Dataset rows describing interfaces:
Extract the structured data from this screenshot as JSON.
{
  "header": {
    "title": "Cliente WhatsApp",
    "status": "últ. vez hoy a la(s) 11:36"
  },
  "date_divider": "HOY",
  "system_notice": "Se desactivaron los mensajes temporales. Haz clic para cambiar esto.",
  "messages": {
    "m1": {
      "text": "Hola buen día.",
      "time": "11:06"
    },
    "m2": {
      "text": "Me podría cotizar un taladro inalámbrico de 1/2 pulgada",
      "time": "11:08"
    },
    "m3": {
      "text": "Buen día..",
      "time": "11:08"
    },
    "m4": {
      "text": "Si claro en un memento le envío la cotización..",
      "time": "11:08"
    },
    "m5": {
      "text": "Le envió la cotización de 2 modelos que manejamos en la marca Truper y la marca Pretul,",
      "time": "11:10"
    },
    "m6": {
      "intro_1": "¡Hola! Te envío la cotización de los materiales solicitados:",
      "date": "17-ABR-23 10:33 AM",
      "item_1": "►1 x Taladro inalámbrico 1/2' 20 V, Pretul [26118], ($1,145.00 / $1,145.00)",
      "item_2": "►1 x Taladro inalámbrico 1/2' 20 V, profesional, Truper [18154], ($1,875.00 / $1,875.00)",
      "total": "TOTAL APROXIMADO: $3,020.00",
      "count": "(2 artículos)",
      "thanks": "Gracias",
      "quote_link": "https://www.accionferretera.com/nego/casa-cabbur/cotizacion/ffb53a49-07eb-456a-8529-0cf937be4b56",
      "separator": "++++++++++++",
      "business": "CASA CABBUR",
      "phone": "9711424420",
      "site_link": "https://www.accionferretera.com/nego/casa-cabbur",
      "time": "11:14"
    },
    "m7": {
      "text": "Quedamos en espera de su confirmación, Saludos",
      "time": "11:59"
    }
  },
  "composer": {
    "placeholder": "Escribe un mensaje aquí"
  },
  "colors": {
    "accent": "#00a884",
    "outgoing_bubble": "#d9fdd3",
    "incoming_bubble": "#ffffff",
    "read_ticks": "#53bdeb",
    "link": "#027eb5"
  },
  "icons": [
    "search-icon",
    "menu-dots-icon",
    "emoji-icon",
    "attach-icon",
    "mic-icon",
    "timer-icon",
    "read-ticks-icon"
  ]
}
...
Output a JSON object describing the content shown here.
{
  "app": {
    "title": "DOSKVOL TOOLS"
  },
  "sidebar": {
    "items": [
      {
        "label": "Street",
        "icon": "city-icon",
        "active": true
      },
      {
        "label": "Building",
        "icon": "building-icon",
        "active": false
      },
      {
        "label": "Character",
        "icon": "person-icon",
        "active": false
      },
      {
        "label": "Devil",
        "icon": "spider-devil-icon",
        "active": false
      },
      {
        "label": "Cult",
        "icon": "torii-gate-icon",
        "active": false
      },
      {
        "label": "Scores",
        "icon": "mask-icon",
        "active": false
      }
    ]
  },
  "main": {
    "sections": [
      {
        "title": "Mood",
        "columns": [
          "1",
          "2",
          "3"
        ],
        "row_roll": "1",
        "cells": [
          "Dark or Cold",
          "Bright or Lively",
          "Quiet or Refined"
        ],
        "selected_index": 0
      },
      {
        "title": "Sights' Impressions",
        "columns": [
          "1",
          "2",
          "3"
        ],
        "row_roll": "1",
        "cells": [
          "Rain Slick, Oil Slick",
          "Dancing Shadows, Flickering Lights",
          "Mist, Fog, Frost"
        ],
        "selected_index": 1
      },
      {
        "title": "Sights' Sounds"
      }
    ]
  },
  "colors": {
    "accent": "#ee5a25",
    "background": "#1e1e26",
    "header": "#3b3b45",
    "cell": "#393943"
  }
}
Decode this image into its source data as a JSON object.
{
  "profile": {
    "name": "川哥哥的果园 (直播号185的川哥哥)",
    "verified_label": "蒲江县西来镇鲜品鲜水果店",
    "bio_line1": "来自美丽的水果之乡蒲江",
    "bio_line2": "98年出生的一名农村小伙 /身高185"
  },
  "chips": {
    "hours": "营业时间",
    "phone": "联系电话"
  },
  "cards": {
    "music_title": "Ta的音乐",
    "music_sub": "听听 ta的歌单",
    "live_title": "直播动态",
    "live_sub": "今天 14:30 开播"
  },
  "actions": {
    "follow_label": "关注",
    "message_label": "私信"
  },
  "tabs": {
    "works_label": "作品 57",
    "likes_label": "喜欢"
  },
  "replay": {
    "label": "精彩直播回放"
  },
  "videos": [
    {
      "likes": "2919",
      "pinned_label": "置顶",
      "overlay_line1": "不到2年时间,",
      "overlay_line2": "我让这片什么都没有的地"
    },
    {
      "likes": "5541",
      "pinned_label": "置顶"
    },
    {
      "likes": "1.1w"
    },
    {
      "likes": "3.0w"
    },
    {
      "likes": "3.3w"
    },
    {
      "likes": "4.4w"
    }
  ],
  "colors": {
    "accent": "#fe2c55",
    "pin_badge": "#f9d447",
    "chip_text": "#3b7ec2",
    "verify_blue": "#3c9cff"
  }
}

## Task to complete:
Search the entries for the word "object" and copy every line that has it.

## Answer section:
Output a JSON object describing the content shown here.
Decode this image into its source data as a JSON object.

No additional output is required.